One enterprising girl, who did not like being seen as unfavored by the miraculous, did something about it. Driven to dishonesty by the miracles, she stood on a streetcorner—near the church where the support group met-- and proclaimed the miracle of the butter that had appeared in her fridge when she most needed it, the champagne that gave no one a headache, the beans that did not cause flatulence, the cat who had remained a kitten, the pear that had stayed in a state of perfect ripeness for more than a week, the sheep who had given birth to a sheepdog out of necessity, and the piano that dusted itself. Though these miracles were more miraculous than any of those more widely noted, or perhaps because of this, only the fools in town believed her.

Most people paid no attention to her or to any of it. They remembered being elevated by their experience of, or proximity to, the miracles, but they were no longer elevated. They remembered themselves crying but could not understand now why they had cried. It was as if they’d been wracked by a fever that had now passed. Some noticed their complacency and thought it spoke of some unalterable limitation in their souls, while others determined the problem to be in the potency of the miracles themselves, which had been insufficient to inspire continued reverence. Some contented themselves with the sureness that man was not made to stand in awe for more than a minute or two; someone frozen by wonder was in danger of being run over from sheer carelessness.

Good riddance, others thought. They’d been irritated by the inconsideration of the so-called miracles: the stilling of the storm, for instance: one woman had gone out of town without asking anyone to water her vegetable garden, since rain was in the forecast; she came back: miraculously, there hadn’t been a drop of rain for two weeks, and everything was dead, even the radishes. There were fishermen who had caught no fish on the day one net was shown favoritism and filled to excess.  The commotion over this healing or that woke legions of napping babies and old men; the latter were glad the time of miracles had passed and that recollections of it were dimming.

Among the unimpressed was a girl who had been served a lunch of miraculously-multiplied loaves and fishes. The fish had been cold and bony, the bread plain and dry, but the meal had been filling enough, and it seemed to her that, after all the fuss, she should be satisfied for at least a month, or a week, or even a full day, but she was hungry again by dinner.
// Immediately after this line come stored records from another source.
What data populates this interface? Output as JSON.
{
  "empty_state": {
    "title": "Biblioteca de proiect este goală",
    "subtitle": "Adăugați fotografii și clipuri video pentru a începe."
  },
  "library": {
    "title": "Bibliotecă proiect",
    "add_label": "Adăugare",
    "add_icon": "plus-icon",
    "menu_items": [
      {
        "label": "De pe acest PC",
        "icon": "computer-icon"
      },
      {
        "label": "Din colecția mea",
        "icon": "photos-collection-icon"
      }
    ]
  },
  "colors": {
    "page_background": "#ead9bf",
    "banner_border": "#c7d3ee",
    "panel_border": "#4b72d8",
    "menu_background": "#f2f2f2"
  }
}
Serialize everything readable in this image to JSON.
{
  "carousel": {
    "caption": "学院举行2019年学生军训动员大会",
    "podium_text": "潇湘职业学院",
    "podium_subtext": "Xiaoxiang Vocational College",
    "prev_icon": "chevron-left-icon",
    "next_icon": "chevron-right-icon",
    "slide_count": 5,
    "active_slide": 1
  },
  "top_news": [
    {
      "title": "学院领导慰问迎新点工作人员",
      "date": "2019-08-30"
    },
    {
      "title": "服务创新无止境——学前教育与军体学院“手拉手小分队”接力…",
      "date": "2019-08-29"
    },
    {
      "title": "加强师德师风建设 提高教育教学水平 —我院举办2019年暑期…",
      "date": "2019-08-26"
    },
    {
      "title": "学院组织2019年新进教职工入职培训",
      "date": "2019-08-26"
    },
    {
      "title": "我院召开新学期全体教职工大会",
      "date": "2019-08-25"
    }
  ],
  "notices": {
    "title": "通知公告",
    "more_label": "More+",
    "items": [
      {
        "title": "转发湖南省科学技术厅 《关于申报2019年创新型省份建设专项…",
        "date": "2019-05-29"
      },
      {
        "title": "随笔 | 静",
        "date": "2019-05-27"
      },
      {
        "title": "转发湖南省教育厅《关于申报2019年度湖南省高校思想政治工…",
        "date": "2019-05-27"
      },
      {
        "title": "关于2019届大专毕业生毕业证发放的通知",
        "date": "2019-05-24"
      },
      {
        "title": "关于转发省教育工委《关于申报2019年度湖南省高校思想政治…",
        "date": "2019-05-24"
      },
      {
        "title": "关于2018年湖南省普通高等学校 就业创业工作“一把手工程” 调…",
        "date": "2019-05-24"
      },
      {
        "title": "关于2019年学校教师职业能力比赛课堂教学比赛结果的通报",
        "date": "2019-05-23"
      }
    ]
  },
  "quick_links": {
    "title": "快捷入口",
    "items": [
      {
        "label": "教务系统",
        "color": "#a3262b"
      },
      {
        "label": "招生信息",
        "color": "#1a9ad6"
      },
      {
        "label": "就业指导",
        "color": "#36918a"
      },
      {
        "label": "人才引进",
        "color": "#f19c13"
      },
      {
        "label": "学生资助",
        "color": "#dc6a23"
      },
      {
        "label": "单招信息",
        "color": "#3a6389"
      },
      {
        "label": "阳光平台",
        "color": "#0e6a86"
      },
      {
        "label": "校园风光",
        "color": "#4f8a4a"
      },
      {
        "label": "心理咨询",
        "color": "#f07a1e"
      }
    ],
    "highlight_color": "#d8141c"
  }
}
She soon forgot about the miracle, which was a long time ago, and not very miraculous, as she saw it.

Many did not even know that any miracles had taken place at all; they had been too far from the action to know where the loaves and fishes came from, too drunk at the wedding to notice the good wine.  But had they known, it wouldn’t have made a much of difference.

Amber Burke is a lapsed Catholic and Yale graduate. She attended the Johns Hopkins Writing Seminars and now teaches writing at the University of New Mexico in Taos. Her creative work has been published in magazines and literary journals including The Sun, Michigan Quarterly Review, Raleigh Review, Superstition Review, Lady Churchill’s Rosebud Wristlet, Quarterly West, and Flyway Journal, as well as humor sites like Belladonna Comedy and Points in Case. She’s also a regular contributor to Yoga International, which has published over 100 of her articles, and the ebook she co-authored, Yoga for Common Conditions. Once, she got a nice rejection from The New Yorker.